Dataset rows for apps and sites
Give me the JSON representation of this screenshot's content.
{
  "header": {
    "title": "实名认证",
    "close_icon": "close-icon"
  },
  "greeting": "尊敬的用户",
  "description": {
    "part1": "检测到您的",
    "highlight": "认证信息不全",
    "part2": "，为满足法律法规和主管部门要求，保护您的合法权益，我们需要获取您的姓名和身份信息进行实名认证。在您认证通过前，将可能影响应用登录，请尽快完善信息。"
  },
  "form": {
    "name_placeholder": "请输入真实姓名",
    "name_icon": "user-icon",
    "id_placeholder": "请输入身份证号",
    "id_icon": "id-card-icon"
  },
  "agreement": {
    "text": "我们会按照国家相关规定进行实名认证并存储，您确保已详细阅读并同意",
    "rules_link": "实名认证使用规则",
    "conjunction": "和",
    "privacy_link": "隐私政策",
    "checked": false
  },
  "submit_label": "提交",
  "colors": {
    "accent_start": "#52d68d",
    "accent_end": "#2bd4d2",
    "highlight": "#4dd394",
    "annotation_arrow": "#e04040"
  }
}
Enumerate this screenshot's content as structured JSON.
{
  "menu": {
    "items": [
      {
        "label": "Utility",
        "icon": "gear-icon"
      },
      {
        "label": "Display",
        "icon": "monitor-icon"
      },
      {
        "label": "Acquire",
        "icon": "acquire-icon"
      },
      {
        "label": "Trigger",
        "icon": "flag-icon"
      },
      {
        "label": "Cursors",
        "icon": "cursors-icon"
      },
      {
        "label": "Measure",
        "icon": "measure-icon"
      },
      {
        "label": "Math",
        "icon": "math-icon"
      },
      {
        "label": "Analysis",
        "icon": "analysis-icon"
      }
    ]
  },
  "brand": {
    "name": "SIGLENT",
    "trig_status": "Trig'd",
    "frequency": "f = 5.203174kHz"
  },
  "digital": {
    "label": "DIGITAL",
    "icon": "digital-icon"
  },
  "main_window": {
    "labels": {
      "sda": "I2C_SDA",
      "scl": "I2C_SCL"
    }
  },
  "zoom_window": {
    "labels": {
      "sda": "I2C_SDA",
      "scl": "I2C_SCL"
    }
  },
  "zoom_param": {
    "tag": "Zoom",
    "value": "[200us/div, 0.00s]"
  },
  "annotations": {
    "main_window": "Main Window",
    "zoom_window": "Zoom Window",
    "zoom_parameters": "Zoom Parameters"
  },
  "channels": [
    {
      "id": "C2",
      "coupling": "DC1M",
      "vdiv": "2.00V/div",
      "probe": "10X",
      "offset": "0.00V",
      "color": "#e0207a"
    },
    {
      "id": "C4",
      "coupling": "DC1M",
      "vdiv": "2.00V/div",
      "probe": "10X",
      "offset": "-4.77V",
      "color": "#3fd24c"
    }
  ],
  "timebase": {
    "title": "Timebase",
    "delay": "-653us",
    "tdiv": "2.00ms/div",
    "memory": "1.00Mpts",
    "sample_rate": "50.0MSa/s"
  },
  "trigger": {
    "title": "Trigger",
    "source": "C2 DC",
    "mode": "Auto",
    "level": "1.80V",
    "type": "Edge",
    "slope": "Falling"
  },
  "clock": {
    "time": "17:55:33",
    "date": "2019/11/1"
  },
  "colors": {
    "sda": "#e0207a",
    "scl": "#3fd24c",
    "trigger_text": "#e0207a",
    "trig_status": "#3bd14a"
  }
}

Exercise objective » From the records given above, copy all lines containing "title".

Reply to the exercise »
    "title": "实名认证",
    "title": "Timebase",
    "title": "Trigger",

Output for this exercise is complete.